The attraction I have for this series of novels has several sources. First, there is the story in itself, of course. It’s totally superficial in appearance, focusing on the life of beautiful rich kids going to school, partying and sleeping (sometimes with each other) in New York City. For those who are not well acquainted with it, this apparently shallow lifestyle is attractive in itself. Indeed, even though this world is hugely glamorised in the books it still holds, like everything different and new, the thrill of the discovery of the unknown. In my opinion the superficiality is undermined by the fact that the work says something about today’s youth. We do care about our appearance, about how the outside world – and especially our friends – perceives us and about being successful. Do we not? I do not want to suggest that today’s youth is utterly superficial and shallow, but I think it is honest to recognise that we are, to a certain extent, concerned with all these things.

Gossip Girl is very much anchored in its (our) time. The constant naming of brands, for example, can be tiring but it sets the novels in today’s world where people wear Marc Jacob’s clothes and shower with L’Occitane beauty products. Well … certain people at least. Similarly, the texts, e-mails and IM weaved into the narrative mirror the way people communicate today. In that sense, the novels are very modern and I feel that this modernity contributes to the enjoyment one has/may have reading it. It can be nice to be immerged in a very different world, with Jane Austen for example, but it is also enjoyable to recognise one’s traditions and habits in a work.

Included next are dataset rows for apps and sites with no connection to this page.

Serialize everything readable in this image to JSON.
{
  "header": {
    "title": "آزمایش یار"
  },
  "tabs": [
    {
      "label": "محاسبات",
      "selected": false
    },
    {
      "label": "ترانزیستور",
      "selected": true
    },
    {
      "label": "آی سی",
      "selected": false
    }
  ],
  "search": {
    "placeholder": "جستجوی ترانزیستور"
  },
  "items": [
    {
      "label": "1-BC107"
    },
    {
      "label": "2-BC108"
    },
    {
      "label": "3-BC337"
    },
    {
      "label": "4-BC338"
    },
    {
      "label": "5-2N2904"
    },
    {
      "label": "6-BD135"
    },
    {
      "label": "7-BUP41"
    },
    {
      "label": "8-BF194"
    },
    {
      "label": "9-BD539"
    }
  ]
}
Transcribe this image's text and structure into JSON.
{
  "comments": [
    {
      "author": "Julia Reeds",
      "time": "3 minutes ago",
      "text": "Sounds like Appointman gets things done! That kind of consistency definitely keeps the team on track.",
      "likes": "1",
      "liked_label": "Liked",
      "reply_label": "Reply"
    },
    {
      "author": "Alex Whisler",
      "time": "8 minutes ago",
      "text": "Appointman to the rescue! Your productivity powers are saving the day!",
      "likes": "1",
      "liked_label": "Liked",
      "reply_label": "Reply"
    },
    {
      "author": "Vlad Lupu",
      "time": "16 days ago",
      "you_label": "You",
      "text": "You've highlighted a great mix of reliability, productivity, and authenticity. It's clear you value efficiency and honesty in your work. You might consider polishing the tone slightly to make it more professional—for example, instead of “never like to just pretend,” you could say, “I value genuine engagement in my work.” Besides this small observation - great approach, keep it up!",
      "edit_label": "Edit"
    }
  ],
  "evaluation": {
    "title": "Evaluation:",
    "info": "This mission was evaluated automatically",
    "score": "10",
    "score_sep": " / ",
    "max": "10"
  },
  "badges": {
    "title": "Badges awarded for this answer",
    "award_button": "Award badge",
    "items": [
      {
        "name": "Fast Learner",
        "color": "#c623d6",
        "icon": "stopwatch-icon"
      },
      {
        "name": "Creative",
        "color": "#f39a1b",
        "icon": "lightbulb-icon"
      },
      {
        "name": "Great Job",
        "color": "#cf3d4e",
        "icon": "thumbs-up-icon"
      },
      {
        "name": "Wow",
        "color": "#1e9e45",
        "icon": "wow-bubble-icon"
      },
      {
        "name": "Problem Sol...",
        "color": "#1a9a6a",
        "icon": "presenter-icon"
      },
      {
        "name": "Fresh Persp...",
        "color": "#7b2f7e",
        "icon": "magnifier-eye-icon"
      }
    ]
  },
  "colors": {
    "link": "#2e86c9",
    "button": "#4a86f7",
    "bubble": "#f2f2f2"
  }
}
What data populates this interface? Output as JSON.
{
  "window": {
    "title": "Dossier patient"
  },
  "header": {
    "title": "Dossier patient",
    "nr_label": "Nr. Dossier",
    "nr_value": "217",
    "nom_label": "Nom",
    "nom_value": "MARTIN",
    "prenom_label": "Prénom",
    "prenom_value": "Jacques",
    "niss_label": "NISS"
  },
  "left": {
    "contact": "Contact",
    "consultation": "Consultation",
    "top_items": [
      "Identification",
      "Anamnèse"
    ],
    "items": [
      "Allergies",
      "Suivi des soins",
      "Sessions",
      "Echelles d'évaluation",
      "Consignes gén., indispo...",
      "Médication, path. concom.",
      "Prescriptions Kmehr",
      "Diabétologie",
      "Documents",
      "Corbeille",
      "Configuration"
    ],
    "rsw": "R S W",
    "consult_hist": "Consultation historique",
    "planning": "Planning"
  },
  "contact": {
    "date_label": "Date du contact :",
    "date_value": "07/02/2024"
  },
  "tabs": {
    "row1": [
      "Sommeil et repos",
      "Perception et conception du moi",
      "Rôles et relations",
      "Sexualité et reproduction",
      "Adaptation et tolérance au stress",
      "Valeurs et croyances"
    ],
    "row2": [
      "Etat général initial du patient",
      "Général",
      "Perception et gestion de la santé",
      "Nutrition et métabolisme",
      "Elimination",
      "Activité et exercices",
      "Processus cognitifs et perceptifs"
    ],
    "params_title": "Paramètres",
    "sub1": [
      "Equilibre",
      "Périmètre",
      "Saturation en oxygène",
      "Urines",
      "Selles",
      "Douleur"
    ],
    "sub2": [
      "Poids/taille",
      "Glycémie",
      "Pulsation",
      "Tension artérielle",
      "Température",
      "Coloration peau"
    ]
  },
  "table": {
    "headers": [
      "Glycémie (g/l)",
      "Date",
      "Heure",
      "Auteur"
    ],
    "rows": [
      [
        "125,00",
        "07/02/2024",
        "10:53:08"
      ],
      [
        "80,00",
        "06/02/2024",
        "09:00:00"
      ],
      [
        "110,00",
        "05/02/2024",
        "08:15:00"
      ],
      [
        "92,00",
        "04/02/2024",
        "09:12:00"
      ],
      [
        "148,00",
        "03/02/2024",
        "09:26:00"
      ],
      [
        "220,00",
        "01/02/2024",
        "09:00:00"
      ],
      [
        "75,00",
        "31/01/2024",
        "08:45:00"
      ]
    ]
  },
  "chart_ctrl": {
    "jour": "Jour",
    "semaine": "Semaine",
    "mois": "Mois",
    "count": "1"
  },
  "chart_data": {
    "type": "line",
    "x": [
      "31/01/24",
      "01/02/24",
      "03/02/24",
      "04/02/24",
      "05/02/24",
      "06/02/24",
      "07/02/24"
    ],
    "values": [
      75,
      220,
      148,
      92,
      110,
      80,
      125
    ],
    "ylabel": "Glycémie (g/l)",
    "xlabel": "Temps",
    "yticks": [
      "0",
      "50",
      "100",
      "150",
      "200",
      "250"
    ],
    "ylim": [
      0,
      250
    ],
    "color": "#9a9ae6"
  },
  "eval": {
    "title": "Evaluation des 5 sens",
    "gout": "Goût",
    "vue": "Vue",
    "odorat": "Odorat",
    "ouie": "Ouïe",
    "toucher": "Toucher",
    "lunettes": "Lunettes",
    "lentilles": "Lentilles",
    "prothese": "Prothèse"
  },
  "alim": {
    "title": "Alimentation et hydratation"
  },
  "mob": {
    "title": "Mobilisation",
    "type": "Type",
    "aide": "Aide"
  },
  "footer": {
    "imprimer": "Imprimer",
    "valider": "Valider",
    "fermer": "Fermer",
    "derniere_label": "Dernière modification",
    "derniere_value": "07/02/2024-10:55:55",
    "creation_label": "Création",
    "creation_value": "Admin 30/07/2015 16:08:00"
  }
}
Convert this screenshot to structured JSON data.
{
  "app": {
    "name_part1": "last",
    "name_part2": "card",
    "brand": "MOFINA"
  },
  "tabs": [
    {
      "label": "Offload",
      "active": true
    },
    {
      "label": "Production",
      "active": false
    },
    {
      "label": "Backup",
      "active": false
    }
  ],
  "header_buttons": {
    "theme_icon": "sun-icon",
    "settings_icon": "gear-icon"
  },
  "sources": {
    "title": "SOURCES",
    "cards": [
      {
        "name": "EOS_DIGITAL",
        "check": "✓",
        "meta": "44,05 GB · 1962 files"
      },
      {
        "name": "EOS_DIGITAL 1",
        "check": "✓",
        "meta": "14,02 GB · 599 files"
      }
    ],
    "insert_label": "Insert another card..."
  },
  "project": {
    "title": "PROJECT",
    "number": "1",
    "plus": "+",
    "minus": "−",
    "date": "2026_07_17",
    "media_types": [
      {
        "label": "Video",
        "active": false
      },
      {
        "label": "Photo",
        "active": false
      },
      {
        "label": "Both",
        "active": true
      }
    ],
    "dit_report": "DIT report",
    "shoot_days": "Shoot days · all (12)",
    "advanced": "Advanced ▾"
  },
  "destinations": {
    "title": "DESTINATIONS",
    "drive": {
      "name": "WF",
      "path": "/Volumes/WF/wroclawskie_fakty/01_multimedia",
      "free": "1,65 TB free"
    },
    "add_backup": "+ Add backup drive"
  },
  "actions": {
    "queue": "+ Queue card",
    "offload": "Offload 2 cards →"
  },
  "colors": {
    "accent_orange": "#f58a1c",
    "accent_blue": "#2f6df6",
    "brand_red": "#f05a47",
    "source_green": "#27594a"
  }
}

Cecily von Ziegesar’s tone is usually hugely ironic and she plays with the traditional codes of the novel. For example Dan is your typical wretched poet – he is thin, drinks lots of coffee, chain-smokes and writes dark poetry – but the very fact that he works on his image and takes it seriously undermines it for it shows that it is a construct. Moreover, he is always slightly ridiculed. At some point for example one of his poem portraying a beautiful girl as a pigeon is qualified as genius but the external narrator adds “or not” undermining the whole thing. The traditional type of the beautiful, blond heroine is also played with here. Serena is indeed gorgeous, charming and wild but, all in all, she is boring and described as having “a shorter attention span than that of a newborn puppy”. The author also plays with the codes of the fairy tales. Thus the lady from the bra shop Jenny visits becomes a sort of fairy godmother, supplying her with a bra capable of containing her gigantic breasts. Not exactly what one would dream for when granted with a fairy godmother. I do feel that Cecily von Ziegesar fully embraces our epoch but always portrays it with a certain distance and irony.

It can be said, and it would be true, that Gossip Girl is very stylized and glossy, somewhat analogous to Coppola’s Marie Antoinette in that respect. It’s not necessarily the most earth-shattering book, yet I still enjoy reading it, and I mean enjoy in an intellectual sense here not as in fulfilling an impulse. I believe that this enjoyment should be key when judging what is “good” and what is “bad” literature and that these categories aren’t set. They change from person to person and one person’s “bad” literature will be another one’s “good”. I’m sure many people won’t enjoy Gossip Girl but to be honest that is also true for Hamlet, it’s just that in the latter’s case people don’t say it.

Leave a Reply